    American Standard Version (ASV)

    This also cometh forth from Jehovah of hosts, who is wonderful in counsel, and excellent in wisdom.

    Basic English Translation (BBE)

    This comes from the Lord of armies, purposing wonders, and wise in all his acts.

    Webster's Revision

    This also cometh forth from Jehovah of hosts, who is wonderful in counsel, and excellent in wisdom.

    World English Bible

    This also comes forth from Yahweh of Armies, who is wonderful in counsel, and excellent in wisdom.

    English Revised Version (ERV)

    This also cometh forth from the LORD of hosts, which is wonderful in counsel, and excellent in wisdom.

    Barnes' Notes on Isaiah 28:29

    This also cometh ... - That is, these various devices for threshing his grain comes from the Lord no less than the skill with which he tills his land. (see Isaiah 28:26).

    And excellent in working - Or rather, who magnifies (חגדיל chigdiyl) his wisdom ( תוּשׁיה tûshı̂yâh). This word properly means wisdom, or understanding Job 11:6; Job 12:16; Job 26:3; Proverbs 3:21; Proverbs 8:14; Proverbs 18:1. The idea of the prophet is, that God, who had so wisely taught the farmer, and who had instructed him to use such various methods in his husbandry, would also be himself wise, and would pursue similar methods with his people. He would not always pursue the same unvarying course, but would vary his dispensations as they should need, and as would best secure their holiness and happiness. We see:

    1. The reason of afflictions. It is for the same cause which induces the farmer to employ various methods on his farm.

    2. We are not to expect the same unvarying course in God's dealings with us. It would be as unreasonable as to expect that the farmer would be always plowing, or always threshing.

    3. We are not to expect always the same kind of afflictions. The farmer uses different machines and modes of threshing, and adapts them to the nature of the grain. So God uses different modes, and adapts them to the nature, character, and disposition of his people. One man requires one mode of discipline, and another another. At one time we need one mode of correction to call us from sin and temptation; at another another.
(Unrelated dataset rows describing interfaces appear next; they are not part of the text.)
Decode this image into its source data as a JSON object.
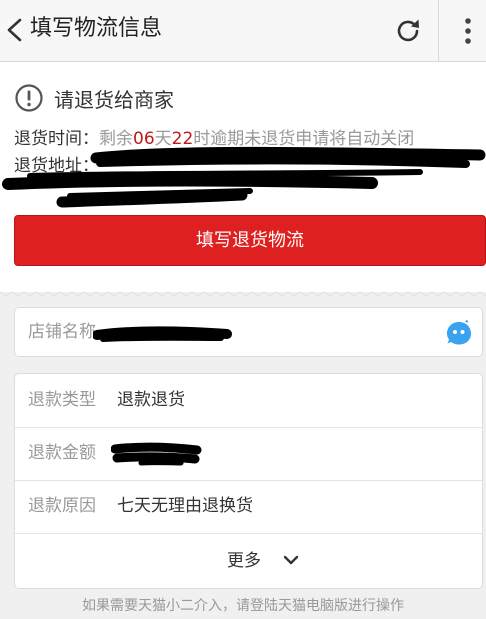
{
  "header": {
    "title": "填写物流信息",
    "back_icon": "chevron-left-icon",
    "refresh_icon": "refresh-icon",
    "more_icon": "vertical-dots-icon"
  },
  "notice": {
    "icon": "exclamation-circle-icon",
    "title": "请退货给商家",
    "time_label": "退货时间：",
    "time_prefix": "剩余",
    "days": "06",
    "days_unit": "天",
    "hours": "22",
    "time_suffix": "时逾期未退货申请将自动关闭",
    "address_label": "退货地址：",
    "fill_button": "填写退货物流"
  },
  "shop": {
    "label": "店铺名称",
    "chat_icon": "chat-bubble-icon"
  },
  "refund": {
    "rows": [
      {
        "label": "退款类型",
        "value": "退款退货"
      },
      {
        "label": "退款金额",
        "value": ""
      },
      {
        "label": "退款原因",
        "value": "七天无理由退换货"
      }
    ],
    "more_label": "更多"
  },
  "footer": {
    "note": "如果需要天猫小二介入，请登陆天猫电脑版进行操作"
  },
  "colors": {
    "accent_red": "#df2020",
    "countdown_red": "#c01818",
    "muted_text": "#999999"
  }
}
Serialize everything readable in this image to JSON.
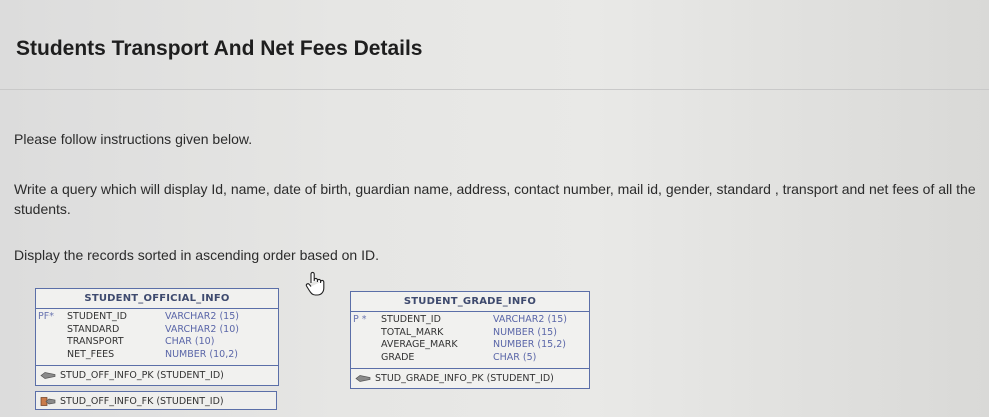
{
  "page": {
    "title": "Students Transport And Net Fees Details",
    "instruction_1": "Please follow instructions given below.",
    "instruction_2": "Write a query which will display Id, name, date of birth, guardian name, address, contact number, mail id, gender, standard , transport and net fees of all the students.",
    "instruction_3": "Display the records sorted in ascending order based on ID."
  },
  "tables": {
    "student_official_info": {
      "name": "STUDENT_OFFICIAL_INFO",
      "columns": [
        {
          "key": "PF*",
          "name": "STUDENT_ID",
          "type": "VARCHAR2 (15)"
        },
        {
          "key": "",
          "name": "STANDARD",
          "type": "VARCHAR2 (10)"
        },
        {
          "key": "",
          "name": "TRANSPORT",
          "type": "CHAR (10)"
        },
        {
          "key": "",
          "name": "NET_FEES",
          "type": "NUMBER (10,2)"
        }
      ],
      "pk": "STUD_OFF_INFO_PK (STUDENT_ID)",
      "fk": "STUD_OFF_INFO_FK (STUDENT_ID)"
    },
    "student_grade_info": {
      "name": "STUDENT_GRADE_INFO",
      "columns": [
        {
          "key": "P *",
          "name": "STUDENT_ID",
          "type": "VARCHAR2 (15)"
        },
        {
          "key": "",
          "name": "TOTAL_MARK",
          "type": "NUMBER (15)"
        },
        {
          "key": "",
          "name": "AVERAGE_MARK",
          "type": "NUMBER (15,2)"
        },
        {
          "key": "",
          "name": "GRADE",
          "type": "CHAR (5)"
        }
      ],
      "pk": "STUD_GRADE_INFO_PK (STUDENT_ID)"
    }
  },
  "colors": {
    "border": "#5b6fa8",
    "type_text": "#5a66a8"
  }
}
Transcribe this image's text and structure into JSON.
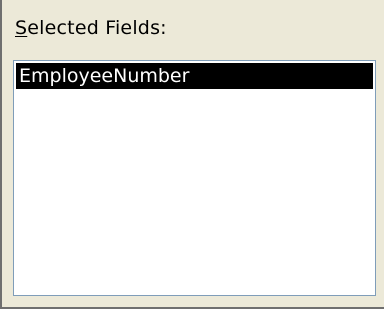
{
  "selected_fields": {
    "label_access_key": "S",
    "label_rest": "elected Fields:",
    "items": [
      {
        "label": "EmployeeNumber",
        "selected": true
      }
    ]
  }
}
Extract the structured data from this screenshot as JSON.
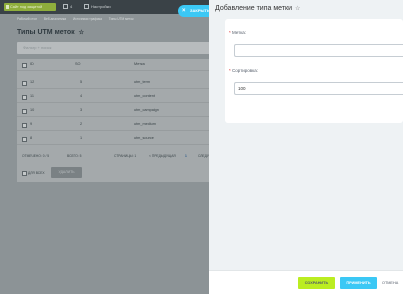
{
  "topbar": {
    "site_label": "Сайт под защитой",
    "counter": "4",
    "settings_label": "Настройки"
  },
  "breadcrumbs": [
    "Рабочий стол",
    "Веб-аналитика",
    "Источники трафика",
    "Типы UTM меток"
  ],
  "page_title": "Типы UTM меток",
  "filter_placeholder": "Фильтр + поиск",
  "grid": {
    "headers": {
      "id": "ID",
      "sort": "SO",
      "label": "Метка"
    },
    "rows": [
      {
        "id": "12",
        "sort": "5",
        "label": "utm_term"
      },
      {
        "id": "11",
        "sort": "4",
        "label": "utm_content"
      },
      {
        "id": "10",
        "sort": "3",
        "label": "utm_campaign"
      },
      {
        "id": "9",
        "sort": "2",
        "label": "utm_medium"
      },
      {
        "id": "8",
        "sort": "1",
        "label": "utm_source"
      }
    ]
  },
  "footer": {
    "selected": "ОТМЕЧЕНО: 0 / 5",
    "total": "ВСЕГО: 5",
    "pages": "СТРАНИЦЫ: 1",
    "prev": "< ПРЕДЫДУЩАЯ",
    "current": "1",
    "next": "СЛЕДУ"
  },
  "actions": {
    "for_all": "ДЛЯ ВСЕХ",
    "delete": "УДАЛИТЬ"
  },
  "close_tab": {
    "icon": "close-icon",
    "label": "ЗАКРЫТЬ"
  },
  "panel": {
    "title": "Добавление типа метки",
    "fields": {
      "label": {
        "caption": "Метка:",
        "required_mark": "*",
        "value": ""
      },
      "sort": {
        "caption": "Сортировка:",
        "required_mark": "*",
        "value": "100"
      }
    },
    "buttons": {
      "save": "СОХРАНИТЬ",
      "apply": "ПРИМЕНИТЬ",
      "cancel": "ОТМЕНА"
    }
  },
  "colors": {
    "accent_blue": "#3bc8f5",
    "save_green": "#bbed21"
  }
}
We may lay it down as a general rule, that "the divine judgments are usually in the line of our offences;" and by the nature of the judgment we may usually ascertain the nature of the sin. If a man's besetting sin is "pride," the judgment will usually be something that is suited to humble his pride; if it be covetousness, his property may be removed, or it may be made a curse; if it be undue attachment to children or friends, they may be removed.

    4. God will not crush or destroy his people. The farmer does not crush or destroy his grain. In all the various methods which he uses, he takes care not to pursue it too far, and not to injure the grain. So with God's dealings with his people. His object is not to destroy them, but it is to separate the chaff from the wheat; and he will afflict them only so much as may be necessary to accomplish this. He will not be always bruising his people, but will in due time remit his strokes - just as the thresher does.

    5. We should, therefore, bear afflictions and chastisements with patience. God deals with us in mercy - and the design of all his dispensations toward us in prosperity and adversity; in sickness and in health; in success and in disappointment, is to produce the richest and most abundant fruits of righteousness, and to prepare us to enter into his kingdom above.